Daily Meditations

Father Maximos on the Bible, Translations, Tradition and the Church

“Meanings were lost in translation,” I muttered.

“That’s what I was just thinking,” Teresa added. “Much distortion sneaked into the Bible though flawed translations.”

“It is always a problem with translation,” Fr. Maximos agreed. “That is why many Christians who rely exclusively on the words of the Bible for guidance generated such great diversity of beliefs, interpretations, and, alas, distortions.”

“And that is why a rigid and literal adherence to words can lead to all sorts of misconceptions and fundamentalisms,” I added.

“For sure.” Fr. Maximos nodded. “That is why we consider the Bible as only one of several spiritual sources in our understanding of God.” He then pointed out that in the Orthodox way, the entire holy tradition and experience of the Ecclesia must be taken into consideration. It includes the mystical experiences of the saints along with the homilies and testaments they left behind.

Fr. Maximos then raised a hypothetical question. What would happen in the event that all the Bibles in the world were destroyed in a massive catastrophe? The answer, he said, is that the saints would rewrite the Bible because, as St. Silouan the Athonite once said, the Bible is eternally written in the hearts of the saints, from where it can be retrieved whenever external conditions permit it. It is for this reason, Fr. Maximos continued, that the true interpreters of sacred scripture are not the Bible scholars or the theologians but the saints, who base their knowledge on direct personal experience and mystical illumination. That is why the guidance of an elder is so important in a serious spiritual struggle for “the acquisition of the Holy Spirit.” It is for this reason also that Fr. Maximos mentioned to me several times how impatient he is with academic theologians, with their obscurantist wordiness and theories that have nothing to do with a direct experience of divine realities. A true theologian, for Fr. Maximos, is someone who has tasted the reality of God directly.

The Ecclesia,” Fr. Maximos claimed, “is over and beyond Scripture.  It includes the Holy Bible, but the Ecclesia is the Holy Tradition itself. This is what some people do not understand.”

This is a most crucial difference between how the Fathers of the Eccelsia view scripture and how Protestantism, particularly its fundamentalist version, understand it,” I interjected. With Fr. Maximos’s encouragement, I briefly explained that fundamentalist Protestantism considers the Bible the inerrant word of God, innately infallible and beyond questioning. In the Eastern Orthodox mystical tradition, on the other hand, the Bible is considered to be divinely inspired but written down and recorded by fallible human beings. Traditional and fundamentalist Protestants believe in sola scriptura, which means that the Bible soley and exclusively speaks the Truth. Furthermore, the holy scripture can be understood by the faithful directly and without intermediaries such as priests, monks, and saints. A person is like a maverick who can search for God using his reason with the aid of infallible Holy Scripture.

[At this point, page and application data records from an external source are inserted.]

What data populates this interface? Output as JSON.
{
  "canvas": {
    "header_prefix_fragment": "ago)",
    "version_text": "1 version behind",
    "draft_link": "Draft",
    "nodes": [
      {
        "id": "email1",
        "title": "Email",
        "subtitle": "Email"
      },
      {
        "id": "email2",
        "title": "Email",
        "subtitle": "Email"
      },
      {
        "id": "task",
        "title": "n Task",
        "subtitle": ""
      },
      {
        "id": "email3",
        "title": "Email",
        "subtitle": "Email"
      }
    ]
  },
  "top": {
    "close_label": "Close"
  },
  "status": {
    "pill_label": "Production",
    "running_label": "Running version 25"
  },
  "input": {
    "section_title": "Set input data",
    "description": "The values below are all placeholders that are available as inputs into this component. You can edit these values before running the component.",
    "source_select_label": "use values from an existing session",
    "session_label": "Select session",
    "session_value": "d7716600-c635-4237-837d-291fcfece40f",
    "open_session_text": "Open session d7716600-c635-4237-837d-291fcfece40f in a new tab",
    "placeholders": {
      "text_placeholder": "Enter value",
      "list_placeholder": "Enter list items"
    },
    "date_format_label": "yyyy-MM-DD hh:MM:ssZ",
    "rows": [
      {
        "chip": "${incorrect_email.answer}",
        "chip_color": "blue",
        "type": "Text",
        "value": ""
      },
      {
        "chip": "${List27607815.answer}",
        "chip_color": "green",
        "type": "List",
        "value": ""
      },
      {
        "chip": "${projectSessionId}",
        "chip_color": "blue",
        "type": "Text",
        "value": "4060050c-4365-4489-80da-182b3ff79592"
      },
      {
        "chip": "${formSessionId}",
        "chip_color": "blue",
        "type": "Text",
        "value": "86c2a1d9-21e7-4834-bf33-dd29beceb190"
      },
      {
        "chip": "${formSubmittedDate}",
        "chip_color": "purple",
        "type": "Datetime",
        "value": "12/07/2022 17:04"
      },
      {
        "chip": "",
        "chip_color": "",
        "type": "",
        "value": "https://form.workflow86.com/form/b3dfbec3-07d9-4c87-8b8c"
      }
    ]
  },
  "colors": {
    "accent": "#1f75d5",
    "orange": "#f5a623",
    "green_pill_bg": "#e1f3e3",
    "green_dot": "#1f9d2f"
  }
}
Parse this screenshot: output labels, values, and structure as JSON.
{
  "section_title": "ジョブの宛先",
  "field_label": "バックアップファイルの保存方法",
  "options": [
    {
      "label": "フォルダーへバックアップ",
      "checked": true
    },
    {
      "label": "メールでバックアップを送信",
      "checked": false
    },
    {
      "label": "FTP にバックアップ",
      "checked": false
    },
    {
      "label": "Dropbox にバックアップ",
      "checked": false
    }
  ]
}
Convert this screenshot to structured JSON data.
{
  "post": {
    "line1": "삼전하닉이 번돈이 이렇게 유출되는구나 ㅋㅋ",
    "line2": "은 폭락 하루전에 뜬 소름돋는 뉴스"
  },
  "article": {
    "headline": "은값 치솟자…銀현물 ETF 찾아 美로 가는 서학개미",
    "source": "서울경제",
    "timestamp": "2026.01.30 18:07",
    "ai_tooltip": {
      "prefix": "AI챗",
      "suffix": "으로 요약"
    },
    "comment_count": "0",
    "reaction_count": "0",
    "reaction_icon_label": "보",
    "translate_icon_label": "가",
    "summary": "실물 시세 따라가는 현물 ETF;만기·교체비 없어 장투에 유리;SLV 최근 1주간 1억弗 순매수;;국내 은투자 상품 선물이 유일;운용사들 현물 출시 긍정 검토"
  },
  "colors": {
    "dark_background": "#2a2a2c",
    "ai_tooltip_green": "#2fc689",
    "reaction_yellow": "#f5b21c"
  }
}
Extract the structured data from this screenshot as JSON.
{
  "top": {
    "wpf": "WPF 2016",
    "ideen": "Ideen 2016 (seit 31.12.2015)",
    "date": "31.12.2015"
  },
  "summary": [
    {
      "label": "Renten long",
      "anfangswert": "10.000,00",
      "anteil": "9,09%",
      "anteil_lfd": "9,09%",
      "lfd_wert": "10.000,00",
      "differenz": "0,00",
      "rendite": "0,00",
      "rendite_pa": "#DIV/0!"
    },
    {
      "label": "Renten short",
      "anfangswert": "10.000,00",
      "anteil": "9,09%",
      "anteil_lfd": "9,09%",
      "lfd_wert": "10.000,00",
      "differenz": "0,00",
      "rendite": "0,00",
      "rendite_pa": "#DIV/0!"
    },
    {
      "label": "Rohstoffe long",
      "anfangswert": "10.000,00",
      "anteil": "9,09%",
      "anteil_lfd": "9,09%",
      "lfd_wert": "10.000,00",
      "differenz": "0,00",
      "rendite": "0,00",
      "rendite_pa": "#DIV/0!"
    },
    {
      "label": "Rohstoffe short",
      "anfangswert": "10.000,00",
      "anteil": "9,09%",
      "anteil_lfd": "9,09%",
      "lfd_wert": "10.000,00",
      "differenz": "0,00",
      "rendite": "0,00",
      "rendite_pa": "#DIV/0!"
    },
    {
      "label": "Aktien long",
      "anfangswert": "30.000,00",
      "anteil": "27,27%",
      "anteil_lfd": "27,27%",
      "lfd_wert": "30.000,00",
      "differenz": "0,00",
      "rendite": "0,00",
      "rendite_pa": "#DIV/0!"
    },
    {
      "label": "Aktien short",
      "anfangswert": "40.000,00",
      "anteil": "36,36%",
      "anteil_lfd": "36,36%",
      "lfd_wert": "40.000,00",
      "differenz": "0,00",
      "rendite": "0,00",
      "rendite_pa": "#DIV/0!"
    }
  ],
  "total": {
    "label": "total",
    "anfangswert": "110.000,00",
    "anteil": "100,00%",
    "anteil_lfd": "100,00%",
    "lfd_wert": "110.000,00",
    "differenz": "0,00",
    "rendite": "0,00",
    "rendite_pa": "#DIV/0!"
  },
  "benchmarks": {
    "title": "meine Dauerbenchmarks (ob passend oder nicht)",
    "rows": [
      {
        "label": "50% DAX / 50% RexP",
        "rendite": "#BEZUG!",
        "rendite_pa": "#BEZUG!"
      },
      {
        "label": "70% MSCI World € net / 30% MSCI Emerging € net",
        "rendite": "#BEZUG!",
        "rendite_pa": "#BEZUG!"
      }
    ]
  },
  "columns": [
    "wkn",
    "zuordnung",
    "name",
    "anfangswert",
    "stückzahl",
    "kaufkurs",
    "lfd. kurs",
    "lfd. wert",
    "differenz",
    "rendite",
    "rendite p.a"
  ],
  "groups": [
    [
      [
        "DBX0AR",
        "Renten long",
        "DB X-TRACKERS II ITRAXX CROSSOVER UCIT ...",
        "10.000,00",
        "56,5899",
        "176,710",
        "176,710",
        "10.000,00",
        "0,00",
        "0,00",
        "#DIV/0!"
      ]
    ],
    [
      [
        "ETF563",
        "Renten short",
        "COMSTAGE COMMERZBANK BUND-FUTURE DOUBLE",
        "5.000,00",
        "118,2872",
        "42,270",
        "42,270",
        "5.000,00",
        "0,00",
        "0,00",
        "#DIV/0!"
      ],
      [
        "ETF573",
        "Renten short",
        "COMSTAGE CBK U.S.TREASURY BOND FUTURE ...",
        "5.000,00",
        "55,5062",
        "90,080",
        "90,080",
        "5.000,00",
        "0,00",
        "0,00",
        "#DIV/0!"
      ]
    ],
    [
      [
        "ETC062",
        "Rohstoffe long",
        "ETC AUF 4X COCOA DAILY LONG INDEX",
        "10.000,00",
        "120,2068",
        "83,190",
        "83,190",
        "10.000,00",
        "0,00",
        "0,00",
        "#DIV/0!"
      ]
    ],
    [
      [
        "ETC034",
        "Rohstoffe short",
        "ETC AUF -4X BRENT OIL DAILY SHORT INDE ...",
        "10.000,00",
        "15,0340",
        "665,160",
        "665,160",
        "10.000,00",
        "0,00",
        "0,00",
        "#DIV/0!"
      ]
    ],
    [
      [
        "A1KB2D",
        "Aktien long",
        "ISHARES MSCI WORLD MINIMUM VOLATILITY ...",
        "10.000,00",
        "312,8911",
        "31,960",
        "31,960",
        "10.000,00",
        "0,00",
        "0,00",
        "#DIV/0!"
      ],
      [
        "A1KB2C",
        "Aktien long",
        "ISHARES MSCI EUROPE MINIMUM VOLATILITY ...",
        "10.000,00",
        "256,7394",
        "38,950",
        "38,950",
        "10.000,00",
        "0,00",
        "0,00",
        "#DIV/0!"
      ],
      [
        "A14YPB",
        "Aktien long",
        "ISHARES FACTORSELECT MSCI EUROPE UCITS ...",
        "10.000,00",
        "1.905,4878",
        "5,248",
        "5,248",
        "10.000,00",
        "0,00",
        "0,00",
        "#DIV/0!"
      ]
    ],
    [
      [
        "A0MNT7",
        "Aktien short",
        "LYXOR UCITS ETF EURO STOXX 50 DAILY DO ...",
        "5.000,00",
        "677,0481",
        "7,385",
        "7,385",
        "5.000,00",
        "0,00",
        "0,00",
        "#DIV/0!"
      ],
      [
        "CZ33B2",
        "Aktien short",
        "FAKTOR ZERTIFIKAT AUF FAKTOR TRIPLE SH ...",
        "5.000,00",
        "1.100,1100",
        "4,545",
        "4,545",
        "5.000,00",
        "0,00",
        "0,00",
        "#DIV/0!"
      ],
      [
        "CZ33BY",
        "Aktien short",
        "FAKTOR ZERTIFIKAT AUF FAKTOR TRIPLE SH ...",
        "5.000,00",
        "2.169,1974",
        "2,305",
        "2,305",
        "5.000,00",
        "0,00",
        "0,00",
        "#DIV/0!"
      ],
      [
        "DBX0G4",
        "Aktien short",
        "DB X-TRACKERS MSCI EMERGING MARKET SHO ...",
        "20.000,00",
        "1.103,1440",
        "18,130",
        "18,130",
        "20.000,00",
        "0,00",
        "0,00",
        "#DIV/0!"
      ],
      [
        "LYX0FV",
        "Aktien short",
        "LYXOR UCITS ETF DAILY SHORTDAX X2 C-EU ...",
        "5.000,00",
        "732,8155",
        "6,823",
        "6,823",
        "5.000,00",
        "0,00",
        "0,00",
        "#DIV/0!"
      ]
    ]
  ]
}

With modern scholarship, however, the Bible has come under rational scrutiny, and a number of glaring contradictions have been unraveled. Many people who based their belief exclusively

on the inerrancy of scripture were left with only two options: to reject modern scholarship altogether and follow the fundamentalist pathway or to lose faith in the Bible and consider it simply literature, as many liberal theologians have done.

According to the Eastern Christian fathers and saints, the proper way of relating to Holy Scripture and the Bible is the exact opposite of sola scriptura. For them the Bible is a means to help us attain a direct experience of God and not an infallible historical document. The American-born Greek Orthodox theologian Fr. John Romanides, reflecting on this issue and the mysticism of Eastern Christianity’s understanding of Holy Scripture, asks: “Is there a single Church Father who identifies the Holy Scripture with the experience of Theosis itself? No, there is not one, because God’s revelation to mankind is the experience of Theosis. In fact, since revelation is the experience of Theosis, an experience that transcends all expressions and concepts, the identification of Holy Scripture with revelation is, in terms of dogmatic theology, pure heresy.”

I went on to clarify that the fundamentalist understanding of scripture is not limited to Protestants but also to members of other denominations, including Eastern Orthodox themselves. John Romanides laments the tendency among many Eastern Orthodox theologians, oblivious to the mystical understanding of their religion, to become either fundamentalists in their interpretation of scripture or “liberal”. For Romanides and Fr. Maximos, both tendencies are off the mark of the authentic mystical legacy of the patristic tradition, which focuses on the direct experience Divinity.

~Adapted from Kyriacos C. Markides, Inner River: A Pilgrimage to the Heart of Christian Spirituality